What getting a degree in Educational Leadership & Policy Analysis has done for me

I sometimes surprise people by telling them that I have five degrees total: 2 BAs, 2 MAs, and a PhD. They often wonder what the "other" MA is in, since one is clearly in sociology. 

The answer is "Educational Leadership and Policy Analysis" which is a very fancy phrase for higher education administration. My particular focus was on student affairs, which means that I spent a lot of time thinking about student development, and learning student development theory in addition to organizational behavior and the history of higher education. 

It turns out that nearly all of this is useful in my current work coordinating a sequence of two, never-taught-before courses on the ethics of care.

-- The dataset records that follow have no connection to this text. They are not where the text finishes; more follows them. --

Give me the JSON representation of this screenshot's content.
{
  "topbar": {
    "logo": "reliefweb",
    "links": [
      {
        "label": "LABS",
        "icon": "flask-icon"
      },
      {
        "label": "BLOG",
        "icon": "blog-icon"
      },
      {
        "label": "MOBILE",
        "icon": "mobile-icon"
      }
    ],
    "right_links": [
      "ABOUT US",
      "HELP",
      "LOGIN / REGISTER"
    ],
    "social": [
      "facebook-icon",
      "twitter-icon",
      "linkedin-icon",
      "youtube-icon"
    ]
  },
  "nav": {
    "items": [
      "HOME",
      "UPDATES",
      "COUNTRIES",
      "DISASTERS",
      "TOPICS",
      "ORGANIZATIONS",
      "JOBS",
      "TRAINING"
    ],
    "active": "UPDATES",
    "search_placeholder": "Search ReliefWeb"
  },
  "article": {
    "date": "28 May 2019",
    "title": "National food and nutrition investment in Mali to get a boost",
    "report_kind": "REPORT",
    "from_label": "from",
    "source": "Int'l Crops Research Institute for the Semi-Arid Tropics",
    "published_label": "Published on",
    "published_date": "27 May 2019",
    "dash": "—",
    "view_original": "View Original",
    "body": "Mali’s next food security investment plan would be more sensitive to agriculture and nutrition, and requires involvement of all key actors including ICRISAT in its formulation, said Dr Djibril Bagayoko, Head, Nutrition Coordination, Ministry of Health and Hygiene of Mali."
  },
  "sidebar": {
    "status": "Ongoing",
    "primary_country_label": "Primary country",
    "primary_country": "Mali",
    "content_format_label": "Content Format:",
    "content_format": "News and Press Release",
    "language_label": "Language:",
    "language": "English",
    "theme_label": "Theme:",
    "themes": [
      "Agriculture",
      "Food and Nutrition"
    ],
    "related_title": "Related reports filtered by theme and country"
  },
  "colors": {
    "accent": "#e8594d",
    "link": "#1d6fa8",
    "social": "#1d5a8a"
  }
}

We are placing students in fieldwork sites, teaching them qualitative research methods (sociology here) and we are asking them to create proposals for on-campus projects that might apply what they have learned about caring and care theory. This is where the student affairs part comes in. I can say some things about where students are developmentally, and the kinds of student affairs professionals that might be able to speak to the issues students raise in their proposed projects. And because I taught in a liberal arts college whose students are not unlike those at Vanderbilt, I can speak with some authority on student cultures.

All this to say: the detours aren't distractions from your goal, they are the journey towards your goals. 

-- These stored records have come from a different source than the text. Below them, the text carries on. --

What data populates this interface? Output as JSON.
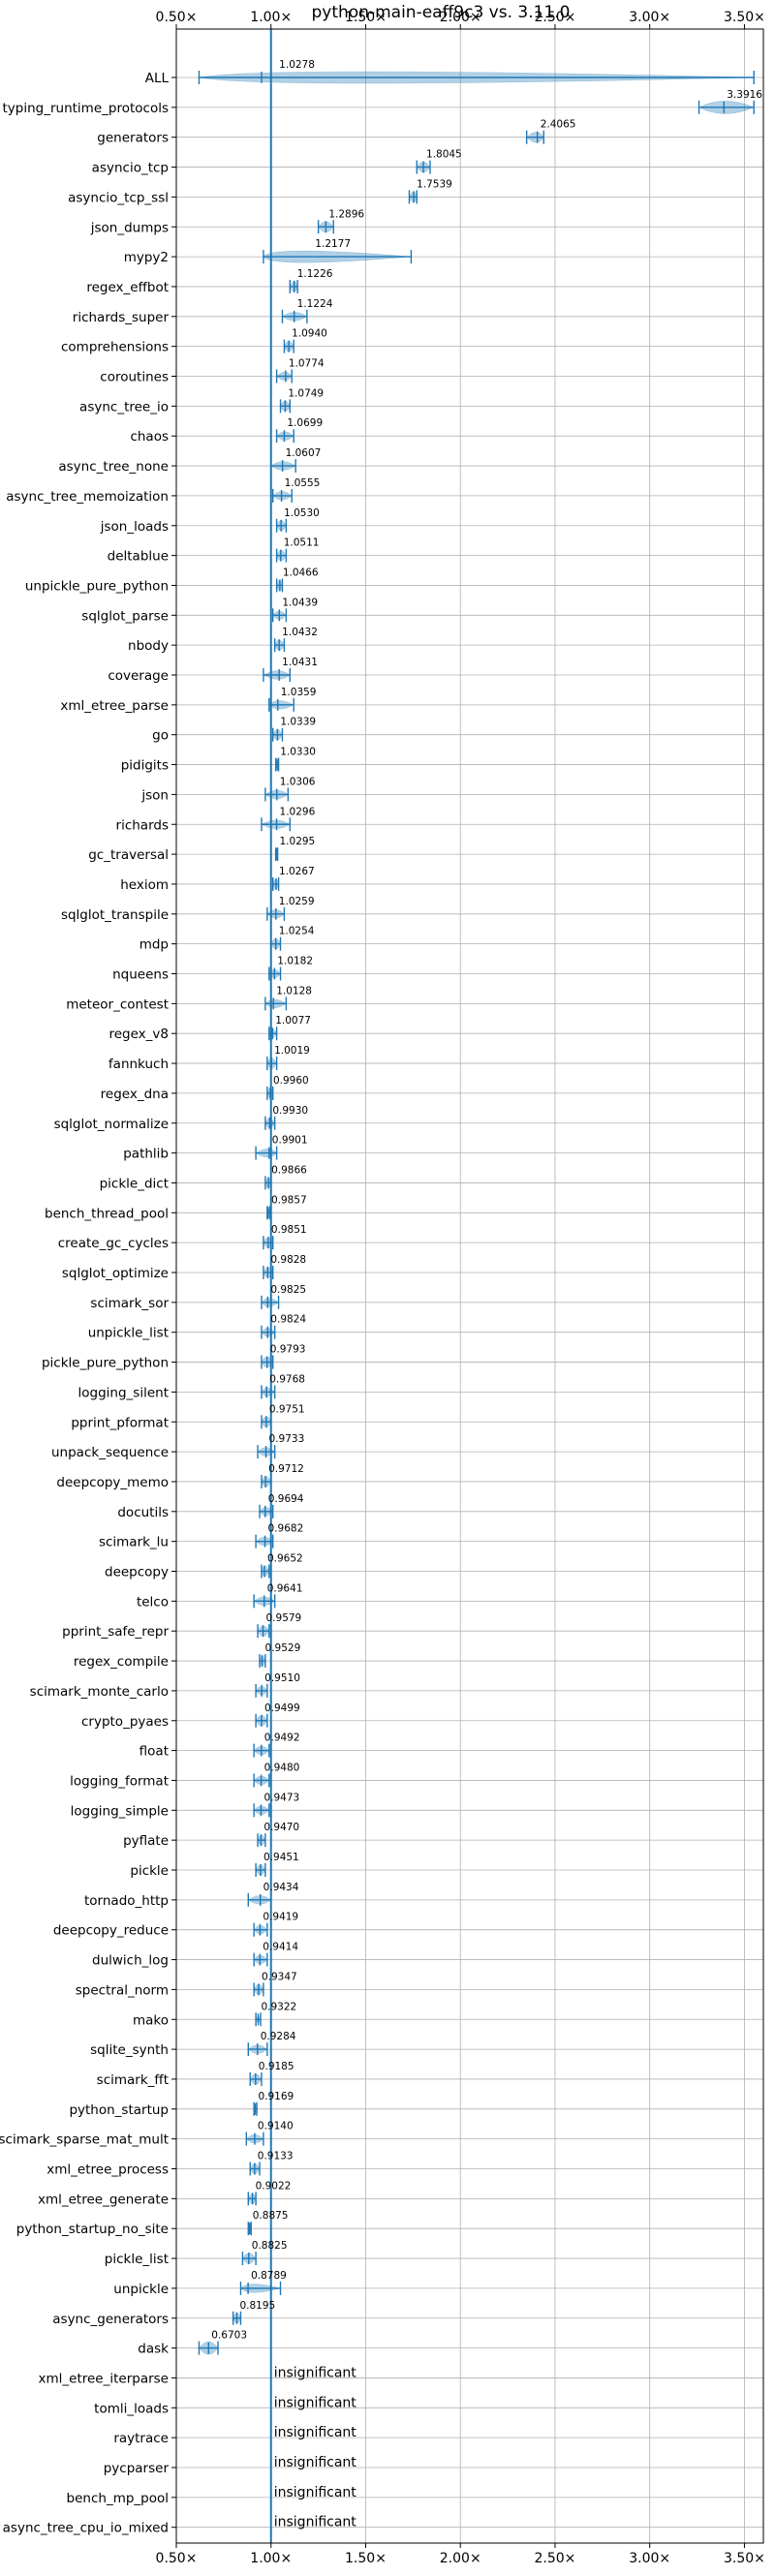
{
  "chart_data": {
    "type": "violin",
    "title": "python-main-eaff9c3 vs. 3.11.0",
    "xlim": [
      0.5,
      3.6
    ],
    "xticks": [
      {
        "value": 0.5,
        "label": "0.50×"
      },
      {
        "value": 1.0,
        "label": "1.00×"
      },
      {
        "value": 1.5,
        "label": "1.50×"
      },
      {
        "value": 2.0,
        "label": "2.00×"
      },
      {
        "value": 2.5,
        "label": "2.50×"
      },
      {
        "value": 3.0,
        "label": "3.00×"
      },
      {
        "value": 3.5,
        "label": "3.50×"
      }
    ],
    "reference_line": 1.0,
    "grid": true,
    "colors": {
      "violin": "#1f77b4",
      "ref_line": "#1f77b4",
      "grid": "#b0b0b0"
    },
    "insignificant_text": "insignificant",
    "benchmarks": [
      {
        "name": "ALL",
        "mean": "1.0278",
        "center": 0.95,
        "min": 0.62,
        "max": 3.55,
        "width": 0.55
      },
      {
        "name": "typing_runtime_protocols",
        "mean": "3.3916",
        "center": 3.3916,
        "min": 3.26,
        "max": 3.55,
        "width": 0.6
      },
      {
        "name": "generators",
        "mean": "2.4065",
        "center": 2.4065,
        "min": 2.35,
        "max": 2.44,
        "width": 0.5
      },
      {
        "name": "asyncio_tcp",
        "mean": "1.8045",
        "center": 1.8045,
        "min": 1.77,
        "max": 1.84,
        "width": 0.5
      },
      {
        "name": "asyncio_tcp_ssl",
        "mean": "1.7539",
        "center": 1.7539,
        "min": 1.73,
        "max": 1.77,
        "width": 0.5
      },
      {
        "name": "json_dumps",
        "mean": "1.2896",
        "center": 1.2896,
        "min": 1.25,
        "max": 1.33,
        "width": 0.5
      },
      {
        "name": "mypy2",
        "mean": "1.2177",
        "center": 1.0,
        "min": 0.96,
        "max": 1.74,
        "width": 0.55
      },
      {
        "name": "regex_effbot",
        "mean": "1.1226",
        "center": 1.1226,
        "min": 1.1,
        "max": 1.14,
        "width": 0.5
      },
      {
        "name": "richards_super",
        "mean": "1.1224",
        "center": 1.1224,
        "min": 1.06,
        "max": 1.19,
        "width": 0.4
      },
      {
        "name": "comprehensions",
        "mean": "1.0940",
        "center": 1.094,
        "min": 1.07,
        "max": 1.12,
        "width": 0.5
      },
      {
        "name": "coroutines",
        "mean": "1.0774",
        "center": 1.0774,
        "min": 1.03,
        "max": 1.11,
        "width": 0.4
      },
      {
        "name": "async_tree_io",
        "mean": "1.0749",
        "center": 1.0749,
        "min": 1.05,
        "max": 1.1,
        "width": 0.5
      },
      {
        "name": "chaos",
        "mean": "1.0699",
        "center": 1.0699,
        "min": 1.03,
        "max": 1.12,
        "width": 0.4
      },
      {
        "name": "async_tree_none",
        "mean": "1.0607",
        "center": 1.0607,
        "min": 1.0,
        "max": 1.13,
        "width": 0.4
      },
      {
        "name": "async_tree_memoization",
        "mean": "1.0555",
        "center": 1.0555,
        "min": 1.01,
        "max": 1.11,
        "width": 0.4
      },
      {
        "name": "json_loads",
        "mean": "1.0530",
        "center": 1.053,
        "min": 1.03,
        "max": 1.08,
        "width": 0.5
      },
      {
        "name": "deltablue",
        "mean": "1.0511",
        "center": 1.0511,
        "min": 1.03,
        "max": 1.08,
        "width": 0.5
      },
      {
        "name": "unpickle_pure_python",
        "mean": "1.0466",
        "center": 1.0466,
        "min": 1.03,
        "max": 1.06,
        "width": 0.5
      },
      {
        "name": "sqlglot_parse",
        "mean": "1.0439",
        "center": 1.0439,
        "min": 1.01,
        "max": 1.08,
        "width": 0.4
      },
      {
        "name": "nbody",
        "mean": "1.0432",
        "center": 1.0432,
        "min": 1.02,
        "max": 1.07,
        "width": 0.5
      },
      {
        "name": "coverage",
        "mean": "1.0431",
        "center": 1.0431,
        "min": 0.96,
        "max": 1.1,
        "width": 0.4
      },
      {
        "name": "xml_etree_parse",
        "mean": "1.0359",
        "center": 1.0359,
        "min": 0.99,
        "max": 1.12,
        "width": 0.4
      },
      {
        "name": "go",
        "mean": "1.0339",
        "center": 1.0339,
        "min": 1.01,
        "max": 1.06,
        "width": 0.5
      },
      {
        "name": "pidigits",
        "mean": "1.0330",
        "center": 1.033,
        "min": 1.025,
        "max": 1.04,
        "width": 0.3
      },
      {
        "name": "json",
        "mean": "1.0306",
        "center": 1.0306,
        "min": 0.97,
        "max": 1.09,
        "width": 0.4
      },
      {
        "name": "richards",
        "mean": "1.0296",
        "center": 1.0296,
        "min": 0.95,
        "max": 1.1,
        "width": 0.4
      },
      {
        "name": "gc_traversal",
        "mean": "1.0295",
        "center": 1.0295,
        "min": 1.025,
        "max": 1.035,
        "width": 0.3
      },
      {
        "name": "hexiom",
        "mean": "1.0267",
        "center": 1.0267,
        "min": 1.01,
        "max": 1.04,
        "width": 0.5
      },
      {
        "name": "sqlglot_transpile",
        "mean": "1.0259",
        "center": 1.0259,
        "min": 0.98,
        "max": 1.07,
        "width": 0.4
      },
      {
        "name": "mdp",
        "mean": "1.0254",
        "center": 1.0254,
        "min": 1.0,
        "max": 1.05,
        "width": 0.5
      },
      {
        "name": "nqueens",
        "mean": "1.0182",
        "center": 1.0182,
        "min": 0.99,
        "max": 1.05,
        "width": 0.4
      },
      {
        "name": "meteor_contest",
        "mean": "1.0128",
        "center": 1.0128,
        "min": 0.97,
        "max": 1.08,
        "width": 0.4
      },
      {
        "name": "regex_v8",
        "mean": "1.0077",
        "center": 1.0077,
        "min": 0.99,
        "max": 1.03,
        "width": 0.4
      },
      {
        "name": "fannkuch",
        "mean": "1.0019",
        "center": 1.0019,
        "min": 0.98,
        "max": 1.03,
        "width": 0.5
      },
      {
        "name": "regex_dna",
        "mean": "0.9960",
        "center": 0.996,
        "min": 0.98,
        "max": 1.01,
        "width": 0.5
      },
      {
        "name": "sqlglot_normalize",
        "mean": "0.9930",
        "center": 0.993,
        "min": 0.97,
        "max": 1.02,
        "width": 0.5
      },
      {
        "name": "pathlib",
        "mean": "0.9901",
        "center": 0.9901,
        "min": 0.92,
        "max": 1.03,
        "width": 0.4
      },
      {
        "name": "pickle_dict",
        "mean": "0.9866",
        "center": 0.9866,
        "min": 0.97,
        "max": 1.0,
        "width": 0.5
      },
      {
        "name": "bench_thread_pool",
        "mean": "0.9857",
        "center": 0.9857,
        "min": 0.98,
        "max": 0.995,
        "width": 0.4
      },
      {
        "name": "create_gc_cycles",
        "mean": "0.9851",
        "center": 0.9851,
        "min": 0.96,
        "max": 1.01,
        "width": 0.5
      },
      {
        "name": "sqlglot_optimize",
        "mean": "0.9828",
        "center": 0.9828,
        "min": 0.96,
        "max": 1.01,
        "width": 0.5
      },
      {
        "name": "scimark_sor",
        "mean": "0.9825",
        "center": 0.9825,
        "min": 0.95,
        "max": 1.04,
        "width": 0.4
      },
      {
        "name": "unpickle_list",
        "mean": "0.9824",
        "center": 0.9824,
        "min": 0.95,
        "max": 1.02,
        "width": 0.4
      },
      {
        "name": "pickle_pure_python",
        "mean": "0.9793",
        "center": 0.9793,
        "min": 0.95,
        "max": 1.01,
        "width": 0.5
      },
      {
        "name": "logging_silent",
        "mean": "0.9768",
        "center": 0.9768,
        "min": 0.95,
        "max": 1.02,
        "width": 0.4
      },
      {
        "name": "pprint_pformat",
        "mean": "0.9751",
        "center": 0.9751,
        "min": 0.95,
        "max": 1.0,
        "width": 0.5
      },
      {
        "name": "unpack_sequence",
        "mean": "0.9733",
        "center": 0.9733,
        "min": 0.93,
        "max": 1.02,
        "width": 0.4
      },
      {
        "name": "deepcopy_memo",
        "mean": "0.9712",
        "center": 0.9712,
        "min": 0.95,
        "max": 1.0,
        "width": 0.5
      },
      {
        "name": "docutils",
        "mean": "0.9694",
        "center": 0.9694,
        "min": 0.94,
        "max": 1.01,
        "width": 0.4
      },
      {
        "name": "scimark_lu",
        "mean": "0.9682",
        "center": 0.9682,
        "min": 0.92,
        "max": 1.01,
        "width": 0.4
      },
      {
        "name": "deepcopy",
        "mean": "0.9652",
        "center": 0.9652,
        "min": 0.95,
        "max": 0.99,
        "width": 0.5
      },
      {
        "name": "telco",
        "mean": "0.9641",
        "center": 0.9641,
        "min": 0.91,
        "max": 1.02,
        "width": 0.4
      },
      {
        "name": "pprint_safe_repr",
        "mean": "0.9579",
        "center": 0.9579,
        "min": 0.93,
        "max": 0.99,
        "width": 0.5
      },
      {
        "name": "regex_compile",
        "mean": "0.9529",
        "center": 0.9529,
        "min": 0.94,
        "max": 0.97,
        "width": 0.5
      },
      {
        "name": "scimark_monte_carlo",
        "mean": "0.9510",
        "center": 0.951,
        "min": 0.92,
        "max": 0.98,
        "width": 0.4
      },
      {
        "name": "crypto_pyaes",
        "mean": "0.9499",
        "center": 0.9499,
        "min": 0.92,
        "max": 0.98,
        "width": 0.5
      },
      {
        "name": "float",
        "mean": "0.9492",
        "center": 0.9492,
        "min": 0.91,
        "max": 0.99,
        "width": 0.4
      },
      {
        "name": "logging_format",
        "mean": "0.9480",
        "center": 0.948,
        "min": 0.91,
        "max": 0.99,
        "width": 0.4
      },
      {
        "name": "logging_simple",
        "mean": "0.9473",
        "center": 0.9473,
        "min": 0.91,
        "max": 0.99,
        "width": 0.4
      },
      {
        "name": "pyflate",
        "mean": "0.9470",
        "center": 0.947,
        "min": 0.93,
        "max": 0.97,
        "width": 0.5
      },
      {
        "name": "pickle",
        "mean": "0.9451",
        "center": 0.9451,
        "min": 0.92,
        "max": 0.97,
        "width": 0.5
      },
      {
        "name": "tornado_http",
        "mean": "0.9434",
        "center": 0.9434,
        "min": 0.88,
        "max": 1.0,
        "width": 0.4
      },
      {
        "name": "deepcopy_reduce",
        "mean": "0.9419",
        "center": 0.9419,
        "min": 0.91,
        "max": 0.98,
        "width": 0.4
      },
      {
        "name": "dulwich_log",
        "mean": "0.9414",
        "center": 0.9414,
        "min": 0.91,
        "max": 0.98,
        "width": 0.4
      },
      {
        "name": "spectral_norm",
        "mean": "0.9347",
        "center": 0.9347,
        "min": 0.91,
        "max": 0.96,
        "width": 0.5
      },
      {
        "name": "mako",
        "mean": "0.9322",
        "center": 0.9322,
        "min": 0.92,
        "max": 0.945,
        "width": 0.3
      },
      {
        "name": "sqlite_synth",
        "mean": "0.9284",
        "center": 0.9284,
        "min": 0.88,
        "max": 0.98,
        "width": 0.4
      },
      {
        "name": "scimark_fft",
        "mean": "0.9185",
        "center": 0.9185,
        "min": 0.89,
        "max": 0.95,
        "width": 0.5
      },
      {
        "name": "python_startup",
        "mean": "0.9169",
        "center": 0.9169,
        "min": 0.91,
        "max": 0.925,
        "width": 0.3
      },
      {
        "name": "scimark_sparse_mat_mult",
        "mean": "0.9140",
        "center": 0.914,
        "min": 0.87,
        "max": 0.96,
        "width": 0.4
      },
      {
        "name": "xml_etree_process",
        "mean": "0.9133",
        "center": 0.9133,
        "min": 0.89,
        "max": 0.94,
        "width": 0.5
      },
      {
        "name": "xml_etree_generate",
        "mean": "0.9022",
        "center": 0.9022,
        "min": 0.88,
        "max": 0.92,
        "width": 0.5
      },
      {
        "name": "python_startup_no_site",
        "mean": "0.8875",
        "center": 0.8875,
        "min": 0.88,
        "max": 0.895,
        "width": 0.3
      },
      {
        "name": "pickle_list",
        "mean": "0.8825",
        "center": 0.8825,
        "min": 0.85,
        "max": 0.92,
        "width": 0.5
      },
      {
        "name": "unpickle",
        "mean": "0.8789",
        "center": 0.8789,
        "min": 0.84,
        "max": 1.05,
        "width": 0.4
      },
      {
        "name": "async_generators",
        "mean": "0.8195",
        "center": 0.8195,
        "min": 0.8,
        "max": 0.84,
        "width": 0.5
      },
      {
        "name": "dask",
        "mean": "0.6703",
        "center": 0.6703,
        "min": 0.62,
        "max": 0.72,
        "width": 0.6
      },
      {
        "name": "xml_etree_iterparse",
        "insignificant": true
      },
      {
        "name": "tomli_loads",
        "insignificant": true
      },
      {
        "name": "raytrace",
        "insignificant": true
      },
      {
        "name": "pycparser",
        "insignificant": true
      },
      {
        "name": "bench_mp_pool",
        "insignificant": true
      },
      {
        "name": "async_tree_cpu_io_mixed",
        "insignificant": true
      }
    ]
  }
}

Clinical Ethics, the normative, and the sociologist

In my new role as clinical ethics trainee, I've been reading a lot about normative theory, or ethical theory. That is, theories that answer the question: how do we determine what is right? 

Mostly, sociologists studiously avoid this question, as we are taught that sociology is not a normative discipline, but rather an empirical one that has to do with creating theories that explain real things that happen when people do whatever it is that they do. 

Simply put, what is "right" and what is "wrong" are not valid considerations for the sociologist, because sociology simply describes what "is" and the social forces that made it so. 

This often works for the rhetoric of science, and it's great for those making political claims that their evidence, and their theory explaining that evidence, are objective, value-free, and thus neutral and trustworthy. Unfortunately, I think this stance fails for several reasons. First, scientists are never disinterested, and we don't expect them to be. No cancer researcher is neutral on cancer -- they want to eradicate it as it causes clear harm. I expect that most all researchers who study the social sources of inequality have a similar view, although many would not expect to eliminate all inequality in social and personal life. For them, it's the degree of inequality and the unfair (value judgment!) distribution of rewards and punishments that is the problem. You can see how there is both a moral or value judgment embedded in the question.

There is also an implicit view of human nature in this view of inequality. I think it goes something like this: There is a range of natural human variation in socially valuable traits that may or may not be developed, given social and material conditions at any given point in time for any particular person. The degree to which any individual human person develops to their maximal potential is a joint product of both this natural variation and the specific social and cultural context(s) in which the person develops, including any systemic social inequalities often structured around race, class, gender, sexuality, and other matters of personal and social identity. 

Along with this view is the unstated belief that human persons should have access to the social and material resources to achieve their full potential. For shorthand's sake, and to follow Christian Smith on this (see his book To Flourish or Destruct), I'll call that access human flourishing.

Am I wrong here? Enlighten me.